Todd Sprinkle led QVC’s foray into mobile commerce.
That includes selecting warranty coverage, software and accessories.
Every company wants its mobile commerce site to be one consumers visit time and again. In the case of computer manufacturer Lenovo the challenge wasn’t just to build the m-commerce site, but to create one that stood out among those of fierce and well-known competitors including Apple Inc., Dell Inc. and Acer Inc.
To do that, Lenovo instructed Mad Mobile, the vendor that built its new site, to include custom configurators for the manufacturer’s laptop and desktop computers.
For example, selecting Laptops opens a page where a consumer can choose a specific laptop. From there, a product page with details appears with options to add the item to the shopping cart or to customize it.

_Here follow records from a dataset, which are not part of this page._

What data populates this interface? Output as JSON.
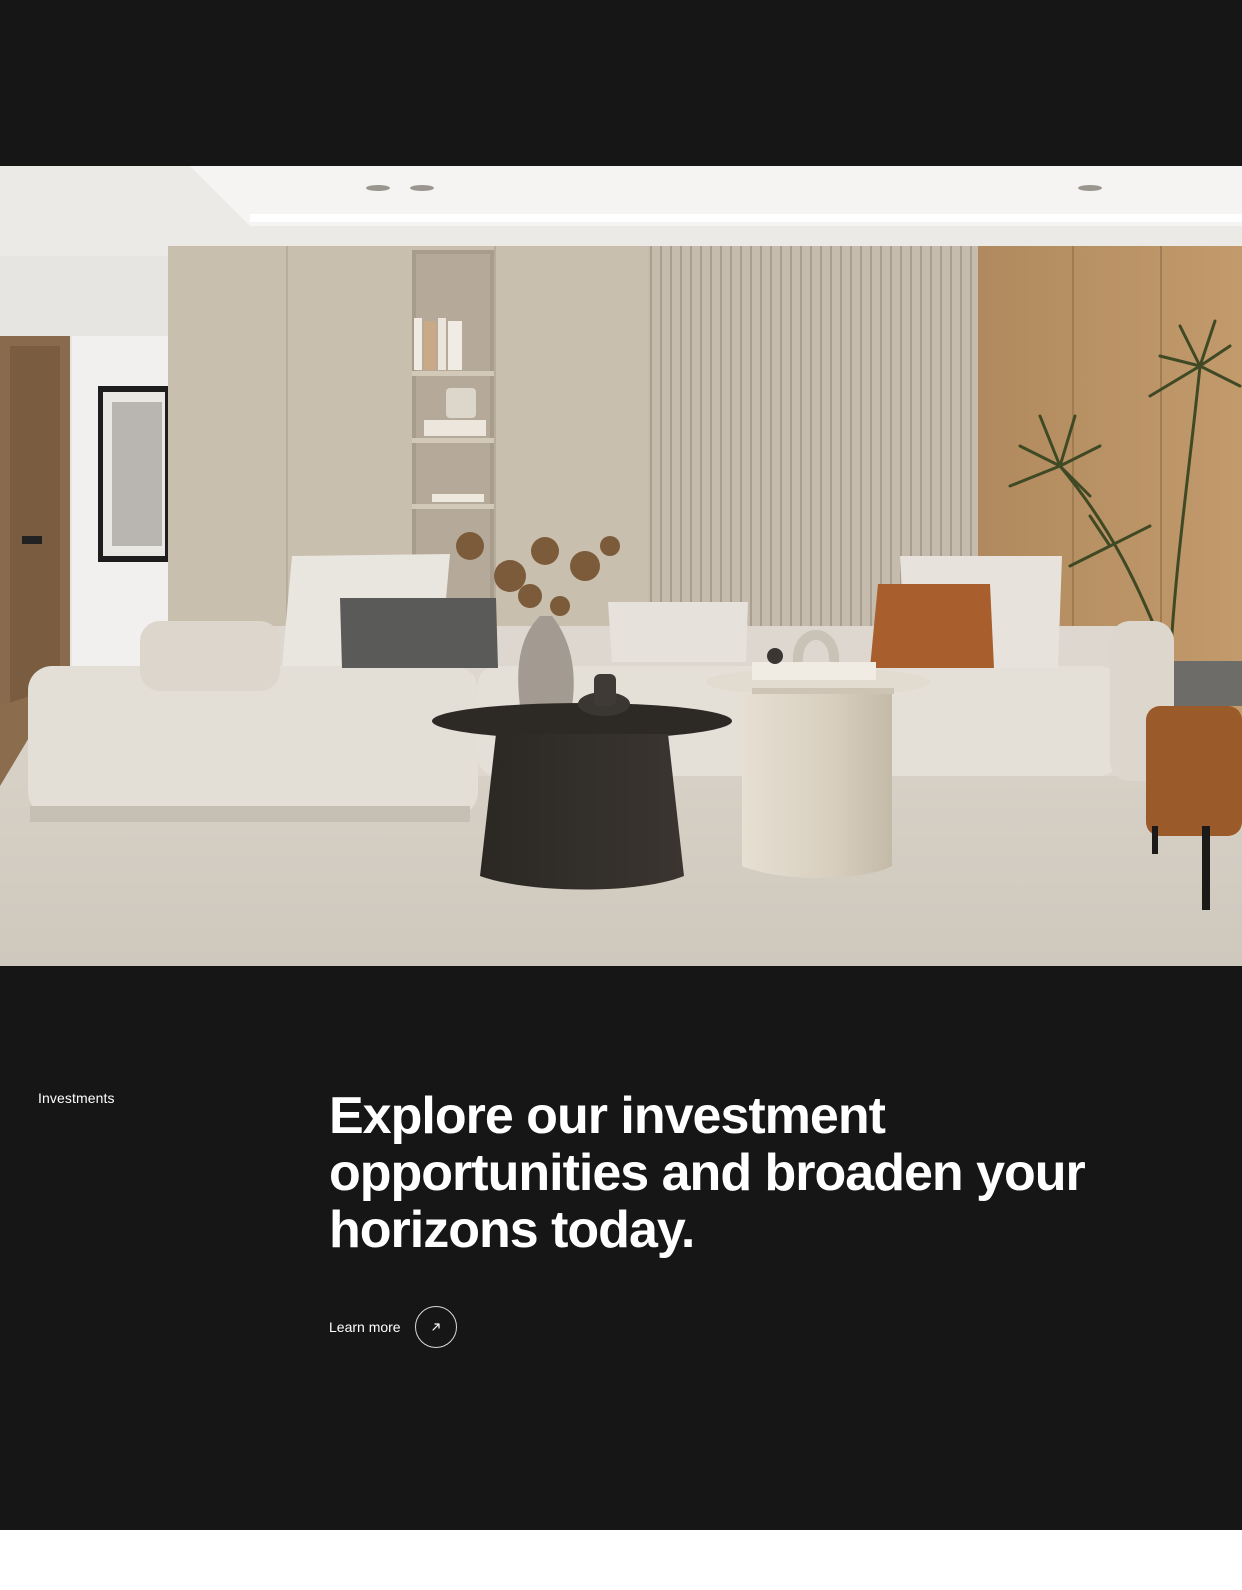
{
  "hero": {
    "image_name": "living-room-interior-photo"
  },
  "section": {
    "label": "Investments",
    "headline": "Explore our investment opportunities and broaden your horizons today.",
    "cta_label": "Learn more",
    "cta_icon": "arrow-up-right-icon"
  },
  "colors": {
    "background": "#161616",
    "text": "#ffffff",
    "circle_border": "#d9d9d9"
  }
}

Choosing customize launches a series of screens that offer a consumer such options as warranty coverage, software and accessories. With some products, there might be more than 40 selection pages to scroll through.
M-commerce sites from Apple, Dell and Acer do not offer similar configuration options.

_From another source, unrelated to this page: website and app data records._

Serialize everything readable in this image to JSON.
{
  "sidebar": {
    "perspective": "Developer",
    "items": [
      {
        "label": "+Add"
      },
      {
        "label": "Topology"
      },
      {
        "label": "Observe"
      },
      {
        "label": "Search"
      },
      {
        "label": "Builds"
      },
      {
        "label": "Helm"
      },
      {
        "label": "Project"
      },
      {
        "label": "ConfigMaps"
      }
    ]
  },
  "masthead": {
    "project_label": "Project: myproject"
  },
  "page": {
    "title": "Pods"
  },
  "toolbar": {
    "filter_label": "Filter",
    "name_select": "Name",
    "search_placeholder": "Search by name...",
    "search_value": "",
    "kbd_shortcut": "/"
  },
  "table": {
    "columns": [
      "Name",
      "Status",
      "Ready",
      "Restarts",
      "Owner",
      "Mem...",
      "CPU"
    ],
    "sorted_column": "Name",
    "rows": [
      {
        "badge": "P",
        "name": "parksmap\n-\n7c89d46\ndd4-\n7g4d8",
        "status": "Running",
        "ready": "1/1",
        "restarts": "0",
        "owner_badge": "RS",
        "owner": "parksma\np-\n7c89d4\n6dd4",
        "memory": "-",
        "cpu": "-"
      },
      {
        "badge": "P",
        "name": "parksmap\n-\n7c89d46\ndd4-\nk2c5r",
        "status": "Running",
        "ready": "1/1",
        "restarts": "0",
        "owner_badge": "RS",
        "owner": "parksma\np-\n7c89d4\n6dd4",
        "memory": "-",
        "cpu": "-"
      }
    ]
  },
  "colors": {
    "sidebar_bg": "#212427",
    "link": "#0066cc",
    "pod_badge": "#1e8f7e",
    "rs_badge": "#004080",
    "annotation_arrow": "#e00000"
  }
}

Lenovo’s m-commerce site uses images and a color palette similar to the brand’s e-commerce site. Festooned with navigation aids, the m-commerce site has three buttons across the top of the home page for Products, Deals and Call Us. Below that is a product image that rests above product category buttons. Farther down the home page is an entry box to sign up for e-mail deals.

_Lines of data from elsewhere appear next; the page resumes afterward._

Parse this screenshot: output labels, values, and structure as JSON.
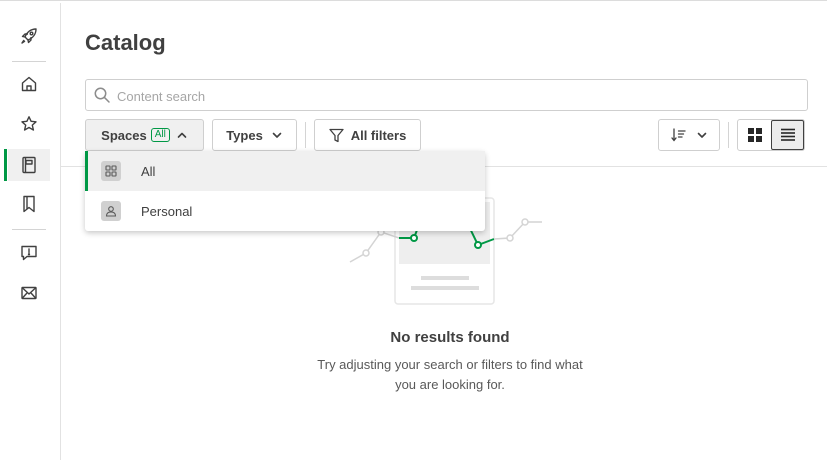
{
  "page": {
    "title": "Catalog"
  },
  "search": {
    "placeholder": "Content search"
  },
  "filters": {
    "spaces_label": "Spaces",
    "spaces_badge": "All",
    "types_label": "Types",
    "all_filters_label": "All filters"
  },
  "sidebar": {
    "items": [
      {
        "icon": "rocket-icon"
      },
      {
        "icon": "home-icon"
      },
      {
        "icon": "star-icon"
      },
      {
        "icon": "catalog-icon",
        "active": true
      },
      {
        "icon": "bookmark-icon"
      },
      {
        "icon": "feedback-icon"
      },
      {
        "icon": "mail-icon"
      }
    ]
  },
  "spaces_dropdown": {
    "items": [
      {
        "label": "All",
        "icon": "grid-icon",
        "selected": true
      },
      {
        "label": "Personal",
        "icon": "person-icon",
        "selected": false
      }
    ]
  },
  "view": {
    "active": "list"
  },
  "empty_state": {
    "title": "No results found",
    "description_line1": "Try adjusting your search or filters to find what",
    "description_line2": "you are looking for."
  },
  "colors": {
    "accent": "#009845",
    "text": "#404040",
    "border": "#cfcfcf"
  }
}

“Lenovo is appealing to tech-savvy electronics consumers with a mobile commerce site that provides timely product information and check-out capabilities to people who are on-the-go,” says Ryan Kelly, Mad Mobile vice president of sales and marketing. Kelly says the Lenovo m-commerce site took about eight weeks to build, its progress expedited by a Lenovo back-to-school site constructed last fall by Mad Mobile.